### EXCERPTED DATA
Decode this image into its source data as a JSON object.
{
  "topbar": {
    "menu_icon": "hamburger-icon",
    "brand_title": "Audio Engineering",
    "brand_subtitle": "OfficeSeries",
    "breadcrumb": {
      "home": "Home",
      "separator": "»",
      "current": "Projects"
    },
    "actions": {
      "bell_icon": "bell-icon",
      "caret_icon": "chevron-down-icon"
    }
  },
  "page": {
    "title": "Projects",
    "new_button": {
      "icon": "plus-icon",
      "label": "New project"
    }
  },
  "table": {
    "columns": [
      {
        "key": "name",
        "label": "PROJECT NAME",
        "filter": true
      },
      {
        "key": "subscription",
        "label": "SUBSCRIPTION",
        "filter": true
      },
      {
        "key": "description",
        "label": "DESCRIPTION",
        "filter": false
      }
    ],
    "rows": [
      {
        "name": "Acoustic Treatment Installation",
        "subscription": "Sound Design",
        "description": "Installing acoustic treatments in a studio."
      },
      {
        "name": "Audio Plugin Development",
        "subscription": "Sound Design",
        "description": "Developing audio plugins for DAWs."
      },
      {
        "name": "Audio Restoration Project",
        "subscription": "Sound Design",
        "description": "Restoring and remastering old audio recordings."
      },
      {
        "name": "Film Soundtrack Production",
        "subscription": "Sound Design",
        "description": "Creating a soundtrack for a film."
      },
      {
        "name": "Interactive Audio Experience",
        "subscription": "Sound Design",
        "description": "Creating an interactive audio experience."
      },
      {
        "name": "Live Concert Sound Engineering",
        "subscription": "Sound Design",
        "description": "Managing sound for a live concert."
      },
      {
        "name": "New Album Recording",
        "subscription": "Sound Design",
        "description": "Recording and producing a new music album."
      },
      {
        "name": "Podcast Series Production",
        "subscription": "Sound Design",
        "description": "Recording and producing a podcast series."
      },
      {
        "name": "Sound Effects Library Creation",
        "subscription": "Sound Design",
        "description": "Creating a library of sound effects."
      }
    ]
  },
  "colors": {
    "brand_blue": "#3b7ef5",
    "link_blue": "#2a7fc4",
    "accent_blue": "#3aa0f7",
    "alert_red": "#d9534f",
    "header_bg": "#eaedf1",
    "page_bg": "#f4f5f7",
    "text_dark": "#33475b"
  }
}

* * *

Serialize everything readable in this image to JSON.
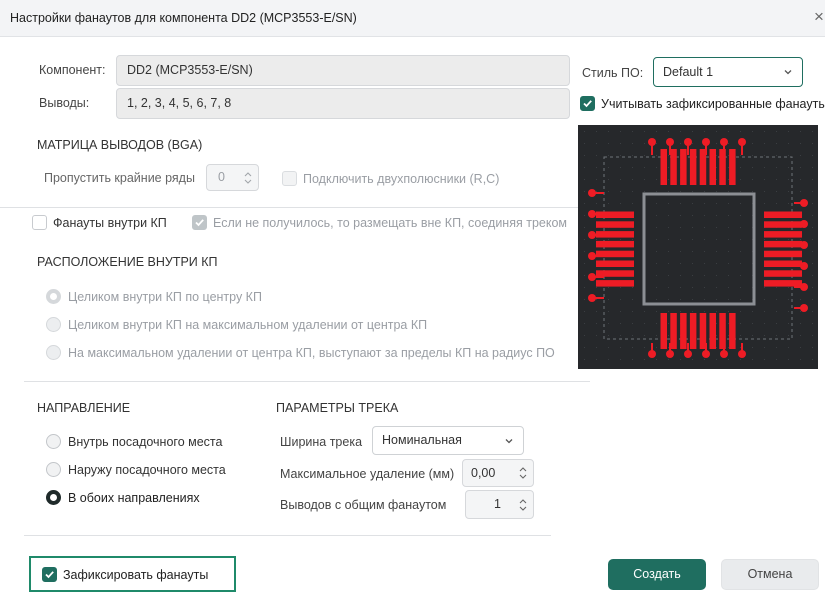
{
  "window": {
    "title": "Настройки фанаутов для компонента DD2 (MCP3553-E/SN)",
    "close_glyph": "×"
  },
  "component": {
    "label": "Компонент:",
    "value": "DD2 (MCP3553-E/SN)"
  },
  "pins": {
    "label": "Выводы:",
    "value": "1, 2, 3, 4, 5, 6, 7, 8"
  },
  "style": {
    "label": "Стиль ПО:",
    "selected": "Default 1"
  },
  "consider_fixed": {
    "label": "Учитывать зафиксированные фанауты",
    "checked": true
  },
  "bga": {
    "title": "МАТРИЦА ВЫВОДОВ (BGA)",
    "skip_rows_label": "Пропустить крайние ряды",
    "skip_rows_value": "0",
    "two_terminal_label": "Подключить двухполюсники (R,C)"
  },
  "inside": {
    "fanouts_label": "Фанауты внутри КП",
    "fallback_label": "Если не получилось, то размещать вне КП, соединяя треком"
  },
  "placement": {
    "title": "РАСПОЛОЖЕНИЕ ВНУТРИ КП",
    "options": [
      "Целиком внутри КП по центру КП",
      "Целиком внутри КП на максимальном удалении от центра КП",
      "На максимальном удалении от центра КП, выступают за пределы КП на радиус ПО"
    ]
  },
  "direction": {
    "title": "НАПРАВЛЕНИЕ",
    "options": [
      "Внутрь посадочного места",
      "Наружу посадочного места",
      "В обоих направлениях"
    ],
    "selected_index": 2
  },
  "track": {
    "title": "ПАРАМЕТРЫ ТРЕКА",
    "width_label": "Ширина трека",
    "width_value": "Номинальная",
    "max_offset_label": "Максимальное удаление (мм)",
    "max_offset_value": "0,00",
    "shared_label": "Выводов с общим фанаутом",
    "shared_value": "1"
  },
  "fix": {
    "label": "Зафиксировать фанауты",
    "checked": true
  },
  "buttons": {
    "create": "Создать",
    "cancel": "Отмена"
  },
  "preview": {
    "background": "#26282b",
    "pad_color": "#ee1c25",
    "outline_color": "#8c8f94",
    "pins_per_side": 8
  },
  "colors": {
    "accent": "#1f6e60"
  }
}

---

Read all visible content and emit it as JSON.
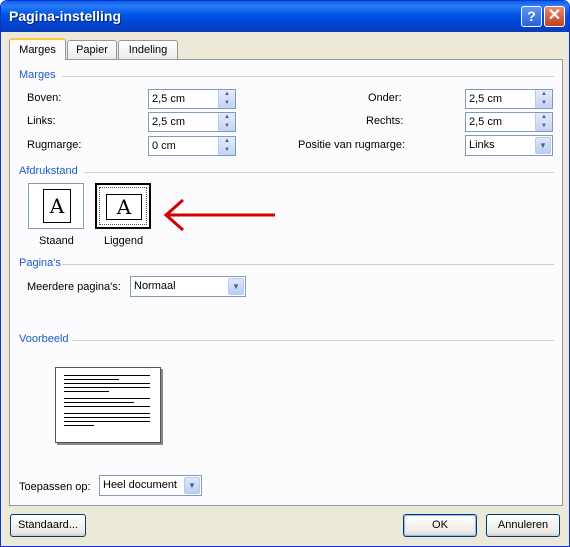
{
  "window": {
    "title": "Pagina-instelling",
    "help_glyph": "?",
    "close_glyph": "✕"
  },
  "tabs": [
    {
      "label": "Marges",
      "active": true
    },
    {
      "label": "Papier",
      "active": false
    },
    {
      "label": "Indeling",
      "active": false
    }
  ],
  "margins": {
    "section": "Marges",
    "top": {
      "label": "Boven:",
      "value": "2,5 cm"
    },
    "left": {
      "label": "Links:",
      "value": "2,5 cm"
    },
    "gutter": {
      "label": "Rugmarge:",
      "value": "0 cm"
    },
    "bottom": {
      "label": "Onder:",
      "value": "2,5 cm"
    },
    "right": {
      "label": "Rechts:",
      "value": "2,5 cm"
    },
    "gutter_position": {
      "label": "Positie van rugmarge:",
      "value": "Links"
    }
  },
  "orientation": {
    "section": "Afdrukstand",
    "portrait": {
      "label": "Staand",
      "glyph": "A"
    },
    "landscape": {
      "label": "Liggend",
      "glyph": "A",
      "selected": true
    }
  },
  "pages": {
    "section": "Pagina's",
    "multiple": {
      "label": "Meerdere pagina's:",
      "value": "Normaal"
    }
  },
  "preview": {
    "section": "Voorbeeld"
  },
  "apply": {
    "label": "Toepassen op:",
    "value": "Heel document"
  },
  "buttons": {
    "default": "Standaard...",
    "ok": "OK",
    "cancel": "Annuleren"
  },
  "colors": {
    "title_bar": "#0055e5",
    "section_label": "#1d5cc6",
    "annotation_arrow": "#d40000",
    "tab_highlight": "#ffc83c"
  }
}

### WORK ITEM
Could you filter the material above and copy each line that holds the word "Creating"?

### EXPECTED ANSWER
        "description": "Creating a soundtrack for a film."
        "description": "Creating an interactive audio experience."
        "description": "Creating a library of sound effects."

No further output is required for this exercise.